Committee to End Pay Toilets in America

The Committee to End Pay Toilets in America, or CEPTIA, was a 1970s grass-roots political organization which was one of the main forces behind the elimination of pay toilets in many American cities and states.


When a man's or woman's natural body functions are restricted because he or she doesn't have a piece of change, there is no true freedom.

Ira Gessel, [1]

Founded in 1970 by then-nineteen-year-old Ira Gessel, the Committee's purpose was to "eliminate pay toilets in the U.S. through legislation and public pressure."[1][2][3]

Starting a national crusade to cast away coin-operated commodes, Gessel told newsmen, "You can have a fifty-dollar bill, but if you don't have a dime, that metal box is between you and relief."[4] Membership in the organization cost only $0.25, and members received the Committee's newsletter, the Free Toilet Paper. Headquartered in Dayton, Ohio, USA, the group had as many as 1,500 members, in seven chapters.[1]

The group also sponsored the Thomas Crapper Memorial Award, which was given to "the person who has made an outstanding contribution to the cause of CEPTIA and free toilets."[1]

In 1973, Chicago became the first American city to act when the city council voted 37–8 in support of a ban on pay toilets in that city.
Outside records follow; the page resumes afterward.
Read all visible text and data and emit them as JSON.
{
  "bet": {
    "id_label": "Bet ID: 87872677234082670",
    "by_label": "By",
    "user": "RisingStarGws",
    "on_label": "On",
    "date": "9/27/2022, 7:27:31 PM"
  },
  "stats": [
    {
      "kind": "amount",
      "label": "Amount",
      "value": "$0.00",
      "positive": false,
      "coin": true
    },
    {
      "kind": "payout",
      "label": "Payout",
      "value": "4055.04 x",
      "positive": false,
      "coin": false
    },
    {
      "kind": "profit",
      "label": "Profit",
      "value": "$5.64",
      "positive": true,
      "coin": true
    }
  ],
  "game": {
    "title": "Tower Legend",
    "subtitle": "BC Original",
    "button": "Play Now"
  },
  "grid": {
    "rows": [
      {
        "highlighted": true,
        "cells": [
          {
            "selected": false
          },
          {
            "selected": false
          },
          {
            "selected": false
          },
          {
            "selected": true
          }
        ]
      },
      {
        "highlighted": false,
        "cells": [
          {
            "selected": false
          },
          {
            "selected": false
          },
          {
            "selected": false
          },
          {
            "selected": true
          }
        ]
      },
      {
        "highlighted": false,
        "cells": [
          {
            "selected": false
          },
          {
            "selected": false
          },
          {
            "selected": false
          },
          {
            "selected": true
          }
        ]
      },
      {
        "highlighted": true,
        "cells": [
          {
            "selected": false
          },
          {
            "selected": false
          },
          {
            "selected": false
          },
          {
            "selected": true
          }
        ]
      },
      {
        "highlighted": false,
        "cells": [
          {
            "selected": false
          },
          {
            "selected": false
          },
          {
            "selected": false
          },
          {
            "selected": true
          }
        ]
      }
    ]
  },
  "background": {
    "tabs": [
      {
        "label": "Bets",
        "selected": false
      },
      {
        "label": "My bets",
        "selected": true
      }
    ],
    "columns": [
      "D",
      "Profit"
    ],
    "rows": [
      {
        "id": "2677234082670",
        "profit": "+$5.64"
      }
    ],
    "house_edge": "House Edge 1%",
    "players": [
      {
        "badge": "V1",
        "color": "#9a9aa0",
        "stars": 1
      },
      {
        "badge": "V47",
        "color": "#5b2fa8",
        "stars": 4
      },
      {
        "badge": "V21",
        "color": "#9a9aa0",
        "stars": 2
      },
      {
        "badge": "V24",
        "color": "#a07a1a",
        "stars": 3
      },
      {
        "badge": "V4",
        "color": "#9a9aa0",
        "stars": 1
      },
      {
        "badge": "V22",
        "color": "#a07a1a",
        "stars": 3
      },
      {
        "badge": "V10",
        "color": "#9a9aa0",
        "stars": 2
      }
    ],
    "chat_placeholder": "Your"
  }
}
According to at least one source, this was "... a direct response, evidently," to CEPTIA.[4][5][6]


According to The Wall Street Journal, there were, in 1974, at least 50,000 pay toilets in America, mostly made by the Nik-O-Lok Company. Despite this flourishing commerce, CEPTIA was successful over the next few years in obtaining bans in New York, New Jersey, Minnesota, California, Florida, and Ohio.[7] Lobbying was so successful that by June 1976, twelve states had enacted bans and the group announced that it was disbanding, declaring its mission mostly achieved.[8]


  1. ^ a b c d Wallechinsky, David; Wallace, Irving. The People's Almanac. Doubleday and Company, Inc. p. 1256. ISBN 0-385-04186-1.
  2. ^ Franckling, Kenneth (August 21, 1974). "Ban on pay toilets disputed". The Dispatch.
  3. ^ Geringer, Dan (May 2, 1972). "A New Kind of Protest". The Palm Beach Post. pp. B1, B3.
  4. ^ a b Felton, Bruce; Fowler, Mark (1994). The Best, Worst, & Most Unusual. Sterling Publishing Company, Inc. p. 262. ISBN 978-0-88365-861-1.
  5. ^ Wiggins, Ron (August 2, 1973). "Comfort-For-Pay Being Flushed Out". Evening Independent.
  6. ^ "Group Seeks To End Pay Toilets: And It Has Had Some Success Already". Sarasota Journal. July 25, 1973.
  7. ^ "Clinched fist rising from commodes ends". Hamilton. August 19, 1976: B–6. Cite journal requires |journal= (help)
  8. ^ Dunphy, Robert J. (June 20, 1976). "Notes: Pay Toilets". The New York Times.